[Opening Record set section]
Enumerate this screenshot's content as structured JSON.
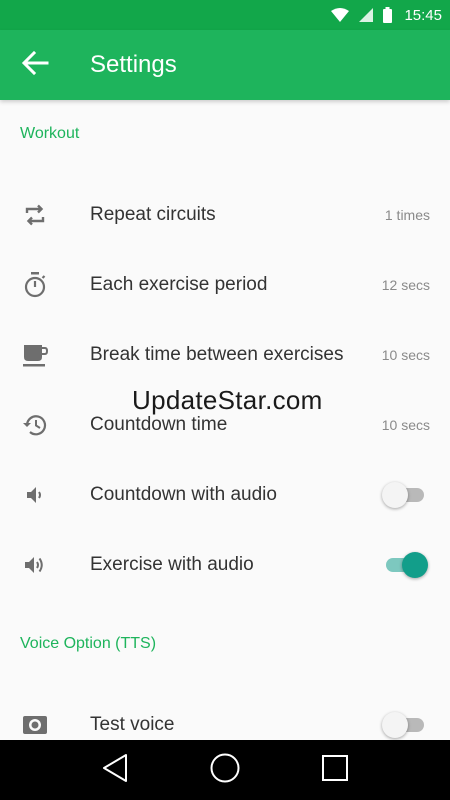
{
  "status_bar": {
    "time": "15:45",
    "icons": [
      "wifi-icon",
      "cell-signal-icon",
      "battery-icon"
    ]
  },
  "app_bar": {
    "title": "Settings",
    "back_icon": "arrow-left-icon"
  },
  "sections": {
    "workout": {
      "header": "Workout",
      "items": [
        {
          "icon": "repeat-icon",
          "label": "Repeat circuits",
          "value": "1 times"
        },
        {
          "icon": "stopwatch-icon",
          "label": "Each exercise period",
          "value": "12 secs"
        },
        {
          "icon": "coffee-cup-icon",
          "label": "Break time between exercises",
          "value": "10 secs"
        },
        {
          "icon": "history-icon",
          "label": "Countdown time",
          "value": "10 secs"
        },
        {
          "icon": "volume-low-icon",
          "label": "Countdown with audio",
          "toggle": false
        },
        {
          "icon": "volume-high-icon",
          "label": "Exercise with audio",
          "toggle": true
        }
      ]
    },
    "voice": {
      "header": "Voice Option (TTS)",
      "items": [
        {
          "icon": "speaker-icon",
          "label": "Test voice",
          "toggle": false
        }
      ]
    }
  },
  "watermark": "UpdateStar.com",
  "colors": {
    "status_bar": "#12a74a",
    "app_bar": "#1eb45c",
    "accent": "#1eb45c",
    "toggle_on": "#129e8a"
  },
  "nav_bar": {
    "icons": [
      "back-triangle-icon",
      "home-circle-icon",
      "recents-square-icon"
    ]
  }
}
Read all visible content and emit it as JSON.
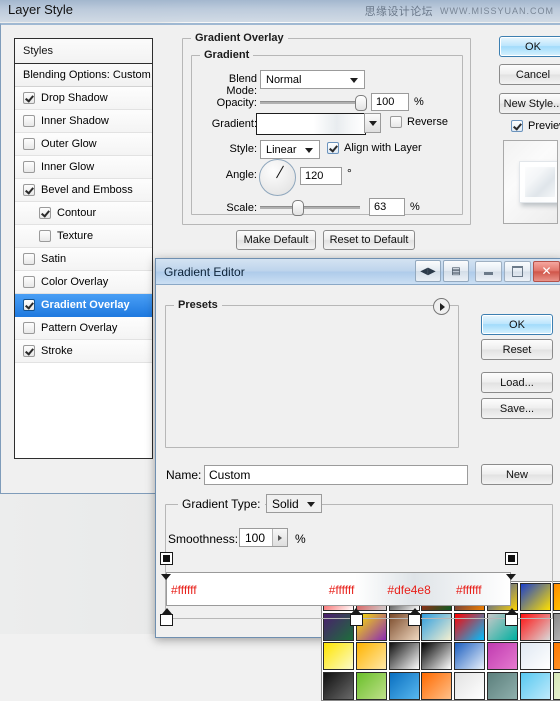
{
  "desktop": {
    "watermark_cn": "思缘设计论坛",
    "watermark_en": "WWW.MISSYUAN.COM"
  },
  "layer_style": {
    "title": "Layer Style",
    "styles_header": "Styles",
    "blending_options": "Blending Options: Custom",
    "effects": [
      {
        "label": "Drop Shadow",
        "checked": true,
        "sub": false,
        "selected": false
      },
      {
        "label": "Inner Shadow",
        "checked": false,
        "sub": false,
        "selected": false
      },
      {
        "label": "Outer Glow",
        "checked": false,
        "sub": false,
        "selected": false
      },
      {
        "label": "Inner Glow",
        "checked": false,
        "sub": false,
        "selected": false
      },
      {
        "label": "Bevel and Emboss",
        "checked": true,
        "sub": false,
        "selected": false
      },
      {
        "label": "Contour",
        "checked": true,
        "sub": true,
        "selected": false
      },
      {
        "label": "Texture",
        "checked": false,
        "sub": true,
        "selected": false
      },
      {
        "label": "Satin",
        "checked": false,
        "sub": false,
        "selected": false
      },
      {
        "label": "Color Overlay",
        "checked": false,
        "sub": false,
        "selected": false
      },
      {
        "label": "Gradient Overlay",
        "checked": true,
        "sub": false,
        "selected": true
      },
      {
        "label": "Pattern Overlay",
        "checked": false,
        "sub": false,
        "selected": false
      },
      {
        "label": "Stroke",
        "checked": true,
        "sub": false,
        "selected": false
      }
    ],
    "panel": {
      "section_title": "Gradient Overlay",
      "group_title": "Gradient",
      "blend_mode_label": "Blend Mode:",
      "blend_mode_value": "Normal",
      "opacity_label": "Opacity:",
      "opacity_value": "100",
      "opacity_unit": "%",
      "gradient_label": "Gradient:",
      "reverse_label": "Reverse",
      "reverse_checked": false,
      "style_label": "Style:",
      "style_value": "Linear",
      "align_label": "Align with Layer",
      "align_checked": true,
      "angle_label": "Angle:",
      "angle_value": "120",
      "angle_unit": "°",
      "scale_label": "Scale:",
      "scale_value": "63",
      "scale_unit": "%",
      "make_default": "Make Default",
      "reset_to_default": "Reset to Default"
    },
    "buttons": {
      "ok": "OK",
      "cancel": "Cancel",
      "new_style": "New Style...",
      "preview_label": "Preview",
      "preview_checked": true
    }
  },
  "gradient_editor": {
    "title": "Gradient Editor",
    "titlebar_icons": [
      "prev-next-icon",
      "panel-menu-icon",
      "minimize-icon",
      "maximize-icon",
      "close-icon"
    ],
    "presets_group": "Presets",
    "presets": [
      [
        "#f41f1f",
        "#ffffff"
      ],
      [
        "#e22222",
        "#cfcfcf"
      ],
      [
        "#000000",
        "#ffffff"
      ],
      [
        "#e01010",
        "#0d5c22"
      ],
      [
        "#2a1a5e",
        "#f08000"
      ],
      [
        "#1a3fcc",
        "#ffd400"
      ],
      [
        "#1a3fcc",
        "#ffe000"
      ],
      [
        "#ff8a00",
        "#ffe400"
      ],
      [
        "#4b1d6e",
        "#1d6e3b"
      ],
      [
        "#ffe400",
        "#8a2bb5"
      ],
      [
        "#7a4a2a",
        "#f0d8c0"
      ],
      [
        "#2f9ee0",
        "#f5f0d0"
      ],
      [
        "#ff0000",
        "#00c0ff"
      ],
      [
        "#c8c8c8",
        "#00b0a0"
      ],
      [
        "#ff1111",
        "#d9d9d9"
      ],
      [
        "#888888",
        "#cfcfcf"
      ],
      [
        "#ffe400",
        "#fbfbc8"
      ],
      [
        "#ffb300",
        "#ffe9a8"
      ],
      [
        "#111111",
        "#ffffff"
      ],
      [
        "#000000",
        "#ffffff"
      ],
      [
        "#1d5fbf",
        "#e8f0fb"
      ],
      [
        "#c03bb0",
        "#e67ad0"
      ],
      [
        "#dfe8f2",
        "#ffffff"
      ],
      [
        "#ff7a00",
        "#ffa040"
      ],
      [
        "#101010",
        "#6a6a6a"
      ],
      [
        "#6abf2a",
        "#bfe08a"
      ],
      [
        "#0a6fc0",
        "#58b8ef"
      ],
      [
        "#ff6a00",
        "#ffc08a"
      ],
      [
        "#e2e2e2",
        "#ffffff"
      ],
      [
        "#5c7f7c",
        "#8fb0ad"
      ],
      [
        "#58c8f0",
        "#bfeafb"
      ],
      [
        "#d8e8b8",
        "#f0f6dc"
      ]
    ],
    "name_label": "Name:",
    "name_value": "Custom",
    "gradient_type_label": "Gradient Type:",
    "gradient_type_value": "Solid",
    "smoothness_label": "Smoothness:",
    "smoothness_value": "100",
    "smoothness_unit": "%",
    "buttons": {
      "ok": "OK",
      "reset": "Reset",
      "load": "Load...",
      "save": "Save...",
      "new": "New"
    },
    "gradient_stops": {
      "color_stops": [
        {
          "hex": "#ffffff",
          "position": 0
        },
        {
          "hex": "#ffffff",
          "position": 55
        },
        {
          "hex": "#dfe4e8",
          "position": 72
        },
        {
          "hex": "#ffffff",
          "position": 100
        }
      ],
      "opacity_stops": [
        {
          "position": 0
        },
        {
          "position": 100
        }
      ]
    }
  }
}
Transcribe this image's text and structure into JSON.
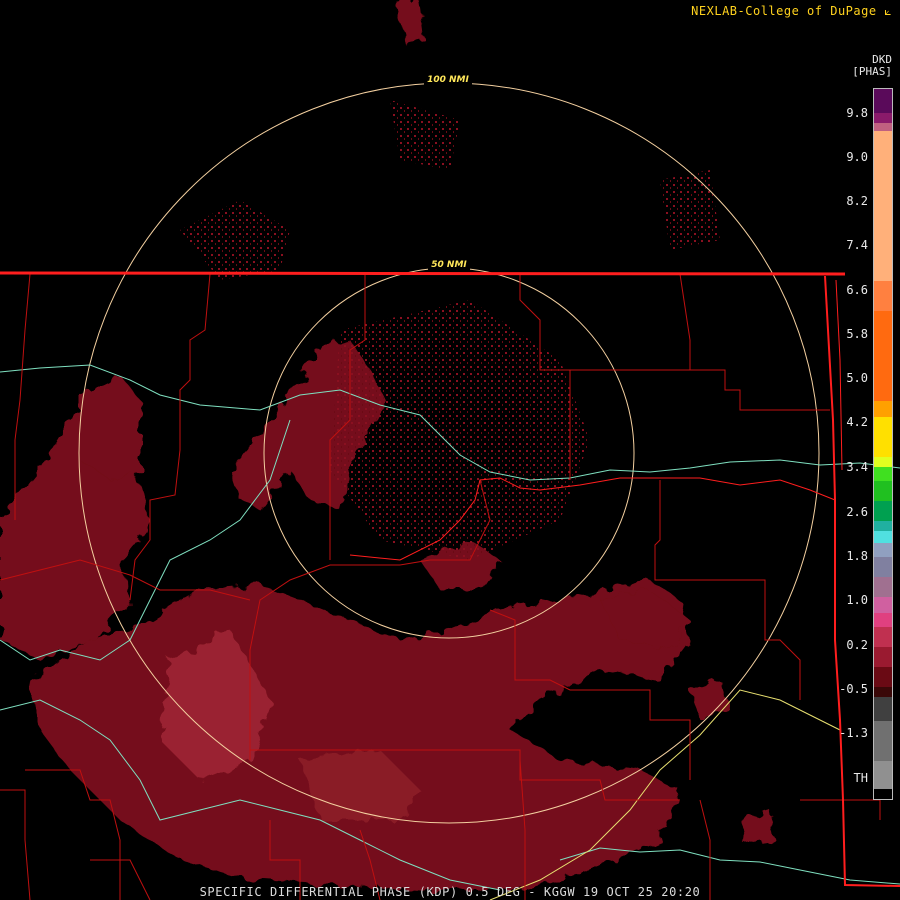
{
  "header": {
    "credit": "NEXLAB-College of DuPage"
  },
  "legend": {
    "product": "DKD",
    "units": "[PHAS]",
    "labels": [
      "9.8",
      "9.0",
      "8.2",
      "7.4",
      "6.6",
      "5.8",
      "5.0",
      "4.2",
      "3.4",
      "2.6",
      "1.8",
      "1.0",
      "0.2",
      "-0.5",
      "-1.3",
      "TH"
    ]
  },
  "range_rings": {
    "inner": "50 NMI",
    "outer": "100 NMI"
  },
  "footer": {
    "caption": "SPECIFIC DIFFERENTIAL PHASE (KDP) 0.5 DEG - KGGW 19 OCT 25 20:20"
  },
  "colors": {
    "background": "#000000",
    "echo": "#7a0f1a",
    "echo_light": "#9a2a3a",
    "state_border": "#ff1e1e",
    "county_border": "#c01010",
    "river": "#7fe0c0",
    "highway": "#e8e070",
    "ring": "#f4d0a0"
  },
  "icons": {
    "credit_mark": "nexlab-logo-icon"
  }
}
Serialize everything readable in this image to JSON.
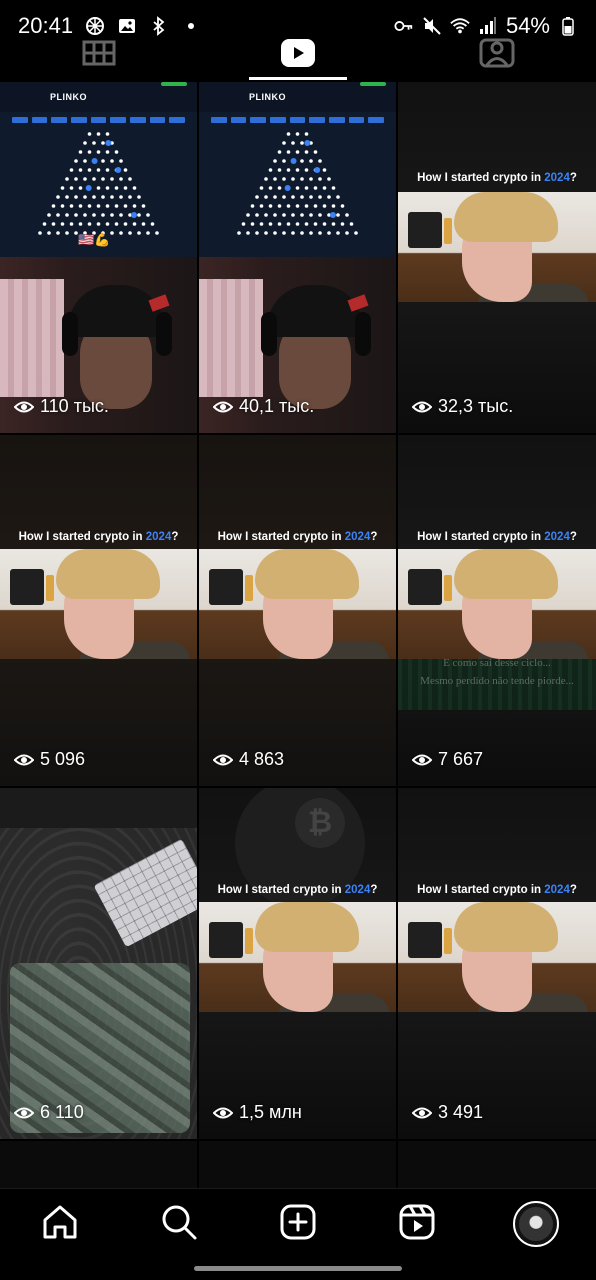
{
  "status_bar": {
    "time": "20:41",
    "battery": "54%",
    "icons": [
      "pinwheel-icon",
      "image-icon",
      "bluetooth-icon",
      "dot-icon",
      "key-icon",
      "mute-icon",
      "wifi-icon",
      "signal-icon",
      "battery-icon"
    ]
  },
  "profile_tabs": [
    {
      "icon": "grid-icon",
      "active": false
    },
    {
      "icon": "reels-play-icon",
      "active": true
    },
    {
      "icon": "tagged-person-icon",
      "active": false
    }
  ],
  "tiles": [
    {
      "type": "plinko",
      "plinko_title": "PLINKO",
      "views": "110 тыс."
    },
    {
      "type": "plinko",
      "plinko_title": "PLINKO",
      "views": "40,1 тыс."
    },
    {
      "type": "crypto",
      "caption_pre": "How I started crypto in ",
      "caption_hl": "2024",
      "caption_post": "?",
      "views": "32,3 тыс."
    },
    {
      "type": "crypto",
      "caption_pre": "How I started crypto in ",
      "caption_hl": "2024",
      "caption_post": "?",
      "views": "5 096"
    },
    {
      "type": "crypto",
      "caption_pre": "How I started crypto in ",
      "caption_hl": "2024",
      "caption_post": "?",
      "views": "4 863"
    },
    {
      "type": "crypto",
      "caption_pre": "How I started crypto in ",
      "caption_hl": "2024",
      "caption_post": "?",
      "views": "7 667",
      "overlay_line1": "E como sai desse ciclo...",
      "overlay_line2": "Mesmo perdido não tende piorde..."
    },
    {
      "type": "desk",
      "views": "6 110"
    },
    {
      "type": "crypto",
      "caption_pre": "How I started crypto in ",
      "caption_hl": "2024",
      "caption_post": "?",
      "views": "1,5 млн"
    },
    {
      "type": "crypto",
      "caption_pre": "How I started crypto in ",
      "caption_hl": "2024",
      "caption_post": "?",
      "views": "3 491"
    }
  ],
  "bottom_nav": [
    {
      "icon": "home-icon"
    },
    {
      "icon": "search-icon"
    },
    {
      "icon": "create-plus-icon"
    },
    {
      "icon": "reels-icon"
    },
    {
      "icon": "profile-avatar"
    }
  ],
  "colors": {
    "accent_blue": "#3b82f6",
    "background": "#000000"
  }
}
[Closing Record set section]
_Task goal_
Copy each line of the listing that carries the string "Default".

_Answer space_
      "make_default": "Make Default",
      "reset_to_default": "Reset to Default"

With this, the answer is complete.